| ABOUT THIS TASK |
Go through the entries one line at a time, and gather every line that has the word "screenshot".

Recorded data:

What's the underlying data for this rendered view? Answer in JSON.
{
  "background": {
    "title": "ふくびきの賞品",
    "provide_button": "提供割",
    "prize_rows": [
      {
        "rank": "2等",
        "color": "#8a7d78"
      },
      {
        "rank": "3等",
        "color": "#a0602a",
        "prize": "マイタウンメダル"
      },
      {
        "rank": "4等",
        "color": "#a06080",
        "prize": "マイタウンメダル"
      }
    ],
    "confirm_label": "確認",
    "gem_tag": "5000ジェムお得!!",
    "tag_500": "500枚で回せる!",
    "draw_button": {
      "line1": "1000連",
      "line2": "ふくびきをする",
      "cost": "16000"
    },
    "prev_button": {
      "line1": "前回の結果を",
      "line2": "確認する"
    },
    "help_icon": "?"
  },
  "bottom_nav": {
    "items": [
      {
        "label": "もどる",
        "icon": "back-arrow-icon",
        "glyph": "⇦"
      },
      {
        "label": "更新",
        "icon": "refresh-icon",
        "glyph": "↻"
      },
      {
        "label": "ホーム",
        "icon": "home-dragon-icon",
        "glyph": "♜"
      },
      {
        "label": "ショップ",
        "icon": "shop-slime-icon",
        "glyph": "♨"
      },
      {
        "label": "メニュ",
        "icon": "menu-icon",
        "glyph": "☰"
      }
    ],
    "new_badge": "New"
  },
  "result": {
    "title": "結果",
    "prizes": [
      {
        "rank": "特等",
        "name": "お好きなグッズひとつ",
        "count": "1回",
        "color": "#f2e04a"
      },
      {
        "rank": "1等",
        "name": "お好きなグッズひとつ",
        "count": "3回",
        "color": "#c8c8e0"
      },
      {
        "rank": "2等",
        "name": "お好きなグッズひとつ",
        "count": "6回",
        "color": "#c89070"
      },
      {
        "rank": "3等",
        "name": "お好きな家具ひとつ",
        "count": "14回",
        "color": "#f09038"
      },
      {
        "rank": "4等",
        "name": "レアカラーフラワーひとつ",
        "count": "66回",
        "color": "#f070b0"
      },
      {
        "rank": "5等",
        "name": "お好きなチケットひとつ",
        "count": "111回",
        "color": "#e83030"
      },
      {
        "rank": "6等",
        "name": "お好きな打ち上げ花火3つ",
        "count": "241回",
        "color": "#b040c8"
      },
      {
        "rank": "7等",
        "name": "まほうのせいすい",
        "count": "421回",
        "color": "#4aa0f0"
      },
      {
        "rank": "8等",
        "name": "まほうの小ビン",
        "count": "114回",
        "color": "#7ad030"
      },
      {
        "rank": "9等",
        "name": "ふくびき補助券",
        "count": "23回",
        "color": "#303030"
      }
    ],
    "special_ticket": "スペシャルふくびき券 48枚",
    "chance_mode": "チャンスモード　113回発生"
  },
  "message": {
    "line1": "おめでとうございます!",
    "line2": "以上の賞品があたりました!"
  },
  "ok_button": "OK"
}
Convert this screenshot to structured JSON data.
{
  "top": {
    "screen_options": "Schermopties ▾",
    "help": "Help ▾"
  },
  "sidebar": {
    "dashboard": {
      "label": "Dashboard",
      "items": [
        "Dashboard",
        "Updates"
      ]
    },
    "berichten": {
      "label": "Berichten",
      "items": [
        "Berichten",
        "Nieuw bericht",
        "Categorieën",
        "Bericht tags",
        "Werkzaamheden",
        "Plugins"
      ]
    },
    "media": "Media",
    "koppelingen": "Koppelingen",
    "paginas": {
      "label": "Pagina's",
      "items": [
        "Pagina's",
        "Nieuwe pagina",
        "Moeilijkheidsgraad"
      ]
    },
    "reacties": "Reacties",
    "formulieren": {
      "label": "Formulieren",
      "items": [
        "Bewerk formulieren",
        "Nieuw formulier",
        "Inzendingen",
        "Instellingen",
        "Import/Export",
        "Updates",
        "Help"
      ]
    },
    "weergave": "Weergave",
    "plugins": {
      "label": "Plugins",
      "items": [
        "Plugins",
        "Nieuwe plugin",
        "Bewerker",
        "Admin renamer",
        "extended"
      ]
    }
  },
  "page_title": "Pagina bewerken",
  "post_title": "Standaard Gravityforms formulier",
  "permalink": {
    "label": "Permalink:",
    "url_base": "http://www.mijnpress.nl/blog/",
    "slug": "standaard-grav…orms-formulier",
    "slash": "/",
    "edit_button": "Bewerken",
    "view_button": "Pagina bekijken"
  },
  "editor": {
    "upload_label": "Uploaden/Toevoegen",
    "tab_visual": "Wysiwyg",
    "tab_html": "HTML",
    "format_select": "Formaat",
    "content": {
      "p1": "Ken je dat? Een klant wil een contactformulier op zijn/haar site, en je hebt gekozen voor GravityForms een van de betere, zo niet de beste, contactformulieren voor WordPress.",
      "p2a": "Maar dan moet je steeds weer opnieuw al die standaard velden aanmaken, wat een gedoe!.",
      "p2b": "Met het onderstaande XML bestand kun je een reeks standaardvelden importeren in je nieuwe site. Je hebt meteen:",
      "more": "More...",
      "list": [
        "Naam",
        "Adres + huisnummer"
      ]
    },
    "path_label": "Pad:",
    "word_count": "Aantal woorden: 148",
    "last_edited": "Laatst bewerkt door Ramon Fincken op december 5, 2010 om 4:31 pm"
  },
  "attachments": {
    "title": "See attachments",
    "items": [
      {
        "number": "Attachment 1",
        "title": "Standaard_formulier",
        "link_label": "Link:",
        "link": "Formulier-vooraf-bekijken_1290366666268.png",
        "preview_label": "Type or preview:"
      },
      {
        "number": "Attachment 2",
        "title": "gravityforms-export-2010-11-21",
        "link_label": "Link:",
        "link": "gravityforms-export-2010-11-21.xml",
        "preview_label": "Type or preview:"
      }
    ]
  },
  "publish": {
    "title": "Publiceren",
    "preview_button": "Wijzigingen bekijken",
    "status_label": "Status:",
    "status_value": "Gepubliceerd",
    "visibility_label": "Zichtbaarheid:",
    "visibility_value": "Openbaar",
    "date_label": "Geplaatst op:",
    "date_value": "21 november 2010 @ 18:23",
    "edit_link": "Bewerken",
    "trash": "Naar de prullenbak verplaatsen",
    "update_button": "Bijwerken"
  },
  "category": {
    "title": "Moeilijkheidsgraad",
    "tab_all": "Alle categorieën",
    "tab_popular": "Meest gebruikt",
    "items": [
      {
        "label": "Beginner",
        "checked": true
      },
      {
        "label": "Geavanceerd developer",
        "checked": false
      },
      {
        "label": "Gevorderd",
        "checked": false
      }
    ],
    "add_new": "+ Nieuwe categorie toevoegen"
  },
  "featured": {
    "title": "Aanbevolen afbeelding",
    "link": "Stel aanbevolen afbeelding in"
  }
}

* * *

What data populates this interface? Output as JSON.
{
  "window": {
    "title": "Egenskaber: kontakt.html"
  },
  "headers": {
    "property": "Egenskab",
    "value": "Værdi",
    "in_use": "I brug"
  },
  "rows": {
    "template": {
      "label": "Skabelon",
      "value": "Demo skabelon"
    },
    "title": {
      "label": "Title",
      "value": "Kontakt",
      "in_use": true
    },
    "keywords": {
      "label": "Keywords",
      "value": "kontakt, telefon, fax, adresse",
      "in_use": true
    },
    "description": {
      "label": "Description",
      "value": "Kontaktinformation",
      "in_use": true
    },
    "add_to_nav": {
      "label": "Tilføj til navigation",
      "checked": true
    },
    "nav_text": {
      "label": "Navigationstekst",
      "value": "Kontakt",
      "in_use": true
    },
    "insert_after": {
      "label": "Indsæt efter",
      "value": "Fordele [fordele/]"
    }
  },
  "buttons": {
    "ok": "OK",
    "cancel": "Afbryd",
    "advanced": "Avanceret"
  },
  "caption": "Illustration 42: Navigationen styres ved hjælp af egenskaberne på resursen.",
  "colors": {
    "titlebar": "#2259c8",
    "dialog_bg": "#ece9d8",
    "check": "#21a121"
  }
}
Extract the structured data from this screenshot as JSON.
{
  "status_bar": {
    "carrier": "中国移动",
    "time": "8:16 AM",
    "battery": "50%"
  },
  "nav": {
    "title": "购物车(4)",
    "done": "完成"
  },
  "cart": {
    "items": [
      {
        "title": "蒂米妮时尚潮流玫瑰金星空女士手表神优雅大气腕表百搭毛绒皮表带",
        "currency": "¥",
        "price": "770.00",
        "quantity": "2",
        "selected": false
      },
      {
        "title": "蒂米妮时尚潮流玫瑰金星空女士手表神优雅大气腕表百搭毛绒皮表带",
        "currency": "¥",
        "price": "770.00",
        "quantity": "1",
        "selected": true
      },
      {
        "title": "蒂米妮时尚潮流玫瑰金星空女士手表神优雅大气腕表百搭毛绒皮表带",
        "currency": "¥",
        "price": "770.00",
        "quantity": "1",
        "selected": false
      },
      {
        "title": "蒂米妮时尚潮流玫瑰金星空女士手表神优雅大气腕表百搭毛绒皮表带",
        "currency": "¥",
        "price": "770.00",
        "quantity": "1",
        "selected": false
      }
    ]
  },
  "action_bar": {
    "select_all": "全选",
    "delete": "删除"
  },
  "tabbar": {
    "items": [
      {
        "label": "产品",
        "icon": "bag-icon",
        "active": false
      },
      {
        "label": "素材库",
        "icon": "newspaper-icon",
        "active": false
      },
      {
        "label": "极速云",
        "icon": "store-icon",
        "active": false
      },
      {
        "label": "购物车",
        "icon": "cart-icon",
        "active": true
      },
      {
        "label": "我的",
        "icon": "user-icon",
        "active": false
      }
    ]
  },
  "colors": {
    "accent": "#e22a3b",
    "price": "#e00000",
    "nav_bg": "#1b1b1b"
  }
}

| PROBLEM SOLUTION |
Convert this screenshot to structured JSON data.
Extract the structured data from this screenshot as JSON.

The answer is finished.